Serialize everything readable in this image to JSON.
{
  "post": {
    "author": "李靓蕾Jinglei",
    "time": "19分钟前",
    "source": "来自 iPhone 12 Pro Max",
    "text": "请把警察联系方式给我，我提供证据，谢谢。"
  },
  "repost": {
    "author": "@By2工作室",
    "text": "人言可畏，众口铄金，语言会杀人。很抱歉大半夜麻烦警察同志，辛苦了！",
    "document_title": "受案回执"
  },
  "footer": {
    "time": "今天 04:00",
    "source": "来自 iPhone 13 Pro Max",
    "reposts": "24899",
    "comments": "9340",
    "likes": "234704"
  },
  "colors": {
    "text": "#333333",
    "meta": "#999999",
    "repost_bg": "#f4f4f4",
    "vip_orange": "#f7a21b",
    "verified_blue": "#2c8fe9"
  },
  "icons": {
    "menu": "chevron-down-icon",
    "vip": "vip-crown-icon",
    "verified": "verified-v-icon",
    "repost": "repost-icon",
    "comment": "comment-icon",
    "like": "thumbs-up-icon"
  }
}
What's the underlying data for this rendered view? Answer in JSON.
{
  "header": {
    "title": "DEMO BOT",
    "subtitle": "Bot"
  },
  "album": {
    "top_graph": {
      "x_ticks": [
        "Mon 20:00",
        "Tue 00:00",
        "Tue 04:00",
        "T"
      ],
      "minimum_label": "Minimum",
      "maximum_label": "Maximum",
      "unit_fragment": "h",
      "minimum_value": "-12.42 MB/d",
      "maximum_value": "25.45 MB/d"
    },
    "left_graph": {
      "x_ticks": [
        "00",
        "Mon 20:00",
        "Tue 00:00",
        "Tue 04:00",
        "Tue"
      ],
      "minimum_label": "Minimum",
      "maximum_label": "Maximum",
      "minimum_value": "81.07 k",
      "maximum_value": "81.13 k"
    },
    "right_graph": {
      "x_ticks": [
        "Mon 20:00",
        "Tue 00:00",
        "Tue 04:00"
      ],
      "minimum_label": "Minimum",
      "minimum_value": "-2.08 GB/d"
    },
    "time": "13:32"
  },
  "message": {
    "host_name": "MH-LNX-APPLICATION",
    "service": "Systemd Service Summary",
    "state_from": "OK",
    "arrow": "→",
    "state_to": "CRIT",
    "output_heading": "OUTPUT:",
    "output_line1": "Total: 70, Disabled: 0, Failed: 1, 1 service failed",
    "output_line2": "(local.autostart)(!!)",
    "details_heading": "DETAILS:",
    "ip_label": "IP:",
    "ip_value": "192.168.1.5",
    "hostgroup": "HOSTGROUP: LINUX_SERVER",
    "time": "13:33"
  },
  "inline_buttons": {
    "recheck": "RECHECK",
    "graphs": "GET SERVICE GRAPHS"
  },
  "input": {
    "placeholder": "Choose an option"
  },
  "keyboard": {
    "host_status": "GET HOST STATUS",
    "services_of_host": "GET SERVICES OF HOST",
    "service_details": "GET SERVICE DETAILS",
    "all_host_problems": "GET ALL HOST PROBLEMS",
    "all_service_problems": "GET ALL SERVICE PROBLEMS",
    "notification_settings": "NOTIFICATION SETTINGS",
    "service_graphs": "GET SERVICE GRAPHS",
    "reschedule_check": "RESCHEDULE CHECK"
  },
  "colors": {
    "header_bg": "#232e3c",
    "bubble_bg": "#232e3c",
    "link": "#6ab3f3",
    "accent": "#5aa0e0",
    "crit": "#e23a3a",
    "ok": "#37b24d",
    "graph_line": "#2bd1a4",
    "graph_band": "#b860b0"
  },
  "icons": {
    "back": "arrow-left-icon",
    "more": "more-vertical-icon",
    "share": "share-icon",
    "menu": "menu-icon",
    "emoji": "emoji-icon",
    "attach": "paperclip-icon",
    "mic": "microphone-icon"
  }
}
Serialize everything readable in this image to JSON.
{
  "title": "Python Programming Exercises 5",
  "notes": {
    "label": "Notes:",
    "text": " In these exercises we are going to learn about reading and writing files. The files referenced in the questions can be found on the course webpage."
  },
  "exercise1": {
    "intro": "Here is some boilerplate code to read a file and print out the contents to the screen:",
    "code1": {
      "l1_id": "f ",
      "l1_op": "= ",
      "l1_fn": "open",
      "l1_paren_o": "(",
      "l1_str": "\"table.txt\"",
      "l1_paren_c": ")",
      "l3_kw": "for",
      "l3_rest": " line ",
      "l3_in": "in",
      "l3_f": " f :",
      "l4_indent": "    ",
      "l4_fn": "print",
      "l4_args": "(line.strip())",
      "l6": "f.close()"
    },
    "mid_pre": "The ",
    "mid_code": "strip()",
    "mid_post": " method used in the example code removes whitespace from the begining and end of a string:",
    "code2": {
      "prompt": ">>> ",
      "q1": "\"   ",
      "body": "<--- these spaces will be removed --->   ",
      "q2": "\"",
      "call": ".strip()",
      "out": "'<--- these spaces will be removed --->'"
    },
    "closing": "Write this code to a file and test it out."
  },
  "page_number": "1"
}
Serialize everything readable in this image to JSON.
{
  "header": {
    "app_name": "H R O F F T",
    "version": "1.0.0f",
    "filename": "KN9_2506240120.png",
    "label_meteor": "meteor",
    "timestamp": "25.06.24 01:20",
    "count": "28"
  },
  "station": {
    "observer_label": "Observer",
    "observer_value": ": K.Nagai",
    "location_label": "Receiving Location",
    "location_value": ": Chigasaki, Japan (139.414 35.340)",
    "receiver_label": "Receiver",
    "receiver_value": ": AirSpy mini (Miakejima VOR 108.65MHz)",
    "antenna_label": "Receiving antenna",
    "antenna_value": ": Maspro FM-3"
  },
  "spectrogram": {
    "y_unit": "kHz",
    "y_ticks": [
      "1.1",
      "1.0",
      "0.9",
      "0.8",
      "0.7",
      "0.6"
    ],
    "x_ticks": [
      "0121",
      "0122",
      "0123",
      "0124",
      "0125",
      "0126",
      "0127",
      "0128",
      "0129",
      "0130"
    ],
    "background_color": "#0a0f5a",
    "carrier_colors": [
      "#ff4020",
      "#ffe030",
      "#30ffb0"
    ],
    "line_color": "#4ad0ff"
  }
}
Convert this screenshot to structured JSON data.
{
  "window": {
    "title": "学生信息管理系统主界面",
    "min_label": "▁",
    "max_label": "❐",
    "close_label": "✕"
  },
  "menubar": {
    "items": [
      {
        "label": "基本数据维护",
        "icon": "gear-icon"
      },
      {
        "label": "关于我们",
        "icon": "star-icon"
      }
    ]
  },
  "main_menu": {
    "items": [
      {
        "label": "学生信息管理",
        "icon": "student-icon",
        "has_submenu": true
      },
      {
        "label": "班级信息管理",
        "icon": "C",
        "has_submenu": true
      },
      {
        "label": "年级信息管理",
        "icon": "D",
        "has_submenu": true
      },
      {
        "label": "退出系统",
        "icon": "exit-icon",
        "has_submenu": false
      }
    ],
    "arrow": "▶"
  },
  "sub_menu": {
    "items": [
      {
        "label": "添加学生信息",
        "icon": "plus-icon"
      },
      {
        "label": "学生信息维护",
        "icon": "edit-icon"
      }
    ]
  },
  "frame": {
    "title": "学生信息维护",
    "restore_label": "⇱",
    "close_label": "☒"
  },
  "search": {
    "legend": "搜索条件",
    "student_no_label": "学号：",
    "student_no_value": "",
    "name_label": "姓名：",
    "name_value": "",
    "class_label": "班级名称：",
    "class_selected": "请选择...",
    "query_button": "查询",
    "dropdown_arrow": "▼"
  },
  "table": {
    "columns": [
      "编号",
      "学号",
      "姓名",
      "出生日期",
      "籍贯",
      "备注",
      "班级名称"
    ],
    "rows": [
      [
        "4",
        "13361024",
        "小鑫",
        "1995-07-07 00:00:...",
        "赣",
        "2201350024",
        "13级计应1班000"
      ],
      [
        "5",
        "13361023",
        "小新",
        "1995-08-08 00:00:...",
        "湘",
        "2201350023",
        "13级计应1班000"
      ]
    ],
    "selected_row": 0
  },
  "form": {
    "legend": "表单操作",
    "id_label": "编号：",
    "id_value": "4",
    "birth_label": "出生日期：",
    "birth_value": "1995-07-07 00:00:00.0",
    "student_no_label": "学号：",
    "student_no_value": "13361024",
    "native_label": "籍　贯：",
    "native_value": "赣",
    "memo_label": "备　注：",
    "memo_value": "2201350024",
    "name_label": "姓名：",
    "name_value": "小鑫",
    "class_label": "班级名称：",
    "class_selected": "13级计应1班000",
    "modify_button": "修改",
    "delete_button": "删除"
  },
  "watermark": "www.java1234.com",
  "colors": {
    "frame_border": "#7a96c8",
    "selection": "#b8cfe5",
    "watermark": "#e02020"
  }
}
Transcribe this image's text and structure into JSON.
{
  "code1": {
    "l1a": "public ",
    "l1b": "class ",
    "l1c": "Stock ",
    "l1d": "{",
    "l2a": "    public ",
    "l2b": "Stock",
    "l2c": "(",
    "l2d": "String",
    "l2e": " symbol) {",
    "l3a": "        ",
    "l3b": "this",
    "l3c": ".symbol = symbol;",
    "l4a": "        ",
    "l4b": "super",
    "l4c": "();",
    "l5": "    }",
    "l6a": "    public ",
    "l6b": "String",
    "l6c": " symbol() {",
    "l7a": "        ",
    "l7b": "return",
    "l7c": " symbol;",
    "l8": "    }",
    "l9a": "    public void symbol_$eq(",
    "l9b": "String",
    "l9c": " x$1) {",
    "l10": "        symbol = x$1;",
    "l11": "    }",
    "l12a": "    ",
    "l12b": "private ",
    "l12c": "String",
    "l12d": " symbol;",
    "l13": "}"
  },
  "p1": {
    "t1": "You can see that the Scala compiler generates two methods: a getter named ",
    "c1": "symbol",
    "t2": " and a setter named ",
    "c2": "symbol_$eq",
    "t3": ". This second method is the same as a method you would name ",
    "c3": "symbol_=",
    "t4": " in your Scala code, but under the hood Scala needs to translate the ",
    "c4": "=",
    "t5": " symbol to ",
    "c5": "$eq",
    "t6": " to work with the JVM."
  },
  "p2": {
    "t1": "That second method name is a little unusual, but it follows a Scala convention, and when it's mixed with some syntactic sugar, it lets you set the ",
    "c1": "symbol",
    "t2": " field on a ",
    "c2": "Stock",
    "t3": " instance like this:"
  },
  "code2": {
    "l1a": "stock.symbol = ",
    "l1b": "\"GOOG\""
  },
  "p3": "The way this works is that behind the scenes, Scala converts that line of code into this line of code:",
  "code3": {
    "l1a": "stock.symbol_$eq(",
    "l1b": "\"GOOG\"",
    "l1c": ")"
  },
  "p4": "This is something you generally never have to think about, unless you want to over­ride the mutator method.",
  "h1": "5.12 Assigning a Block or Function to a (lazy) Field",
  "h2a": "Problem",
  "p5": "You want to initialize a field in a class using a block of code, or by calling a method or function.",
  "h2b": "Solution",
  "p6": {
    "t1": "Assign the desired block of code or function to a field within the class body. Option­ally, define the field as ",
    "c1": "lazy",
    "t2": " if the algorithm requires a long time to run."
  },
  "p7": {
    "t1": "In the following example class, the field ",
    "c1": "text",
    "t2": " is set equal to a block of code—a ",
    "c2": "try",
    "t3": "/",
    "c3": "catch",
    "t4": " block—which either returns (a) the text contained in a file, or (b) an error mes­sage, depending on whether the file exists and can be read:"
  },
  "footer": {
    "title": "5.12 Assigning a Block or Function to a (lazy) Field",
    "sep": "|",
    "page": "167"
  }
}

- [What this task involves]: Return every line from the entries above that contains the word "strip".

- [Task result]:
      "l4_args": "(line.strip())",
    "mid_code": "strip()",
      "call": ".strip()",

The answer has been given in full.